The advantage of walking is that it can be undertaken at any time and in any place. I even know of a group which walks in the malls. How is that for shopping without stopping? Good for your waistline and your wallet. Also, no expensive equipment, besides a sturdy pair of walking shoes, is required.
The benefits are many. Extensive research has shown regular aerobic walking to be effective in the treatment of hypertension, diabetes, heart disease, arthritis, respiratory disease, osteoporosis and obesity. Other spin-offs include a general sense of well being and a more positive self-image as well as a reduction in stress, depression and anxiety and a boost in energy levels.
Charles Dickens once said, The best way to lengthen our days is to walk steadily and with a purpose and Emerson remarked that to walk in the woods is one of the secrets of dodging old age. Certainly, feeling better about oneself and knowing that one is doing something constructive about one’s health, goes a long way towards working against the effects of aging on one’s body.
Now you may say, If walking is good; isn’t running better?
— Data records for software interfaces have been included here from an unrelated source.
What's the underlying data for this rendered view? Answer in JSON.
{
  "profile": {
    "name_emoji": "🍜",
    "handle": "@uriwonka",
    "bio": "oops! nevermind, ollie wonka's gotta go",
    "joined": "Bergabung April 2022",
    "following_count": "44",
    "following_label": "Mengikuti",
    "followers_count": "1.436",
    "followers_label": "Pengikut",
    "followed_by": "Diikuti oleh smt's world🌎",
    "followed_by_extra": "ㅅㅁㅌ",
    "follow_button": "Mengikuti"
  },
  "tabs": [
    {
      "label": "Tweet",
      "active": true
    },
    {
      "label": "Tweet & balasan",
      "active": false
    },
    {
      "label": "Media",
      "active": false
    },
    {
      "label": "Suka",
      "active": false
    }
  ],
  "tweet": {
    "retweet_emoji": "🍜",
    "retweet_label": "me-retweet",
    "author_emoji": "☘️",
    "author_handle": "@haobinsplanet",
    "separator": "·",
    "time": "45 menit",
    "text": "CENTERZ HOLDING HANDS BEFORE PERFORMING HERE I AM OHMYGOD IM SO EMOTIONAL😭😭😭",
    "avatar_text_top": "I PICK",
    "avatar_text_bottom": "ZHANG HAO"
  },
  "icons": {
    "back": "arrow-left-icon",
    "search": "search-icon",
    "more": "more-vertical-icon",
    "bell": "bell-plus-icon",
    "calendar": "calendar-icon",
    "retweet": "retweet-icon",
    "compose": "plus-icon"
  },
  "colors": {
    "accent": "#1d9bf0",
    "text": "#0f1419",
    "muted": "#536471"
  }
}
Not always. The pressure exerted by a runner at every step is five times his body weight, while for a walker it is only one and a half times, so the danger of injury is decreased. Also, if you are very unfit, or overweight, you may feel that you first need to lose weight or get to a level of fitness before being able to run. With walking, you begin where you are – and you work at your own level of fitness and ability.
What has walking done for me, you may ask. Well, I have had a serious love-hate relationship with walking for the past ten or fifteen years. I joined Run/Walk for Life at that time, but was unable to attend regularly, because they met at a time of day referred to in our home as ‘suicide hour’ – and so the demands of a young family meant that I had to stop attending. However, I have never really stopped walking since then. Winter and rainy weather are problem times for me, but I soon find myself becoming crabby and restless if I miss out on too many walks.
As for weight loss, I can’t boast of too much success in that area, but that is probably due to another serious relationship which I have – with food! However, it has helped to control my weight and I certainly feel better for it.
For me, the wonder of walking is that you do not have to be able to run a mile in four minutes; shoot five under par, or win in straight sets. You compete against yourself, and every time you walk a little further or a little faster than the previous time, it is a triumph.
In the words of Ecclesiastes, the race is not to the fleet of foot, but to him who goes the distance.
So, Walk for your Life!
Marietjie (Ricky) Woods is a teacher of English at a South African high school. Her passion is English in all its variations and forms. She has recently started writing, having spent most of her adult life correcting the writing of others. A Distinguished Toastmaster, she has been involved in public speaking and training for more than 15 years, often running courses on presentation skills and public speaking,especially for students and scholars.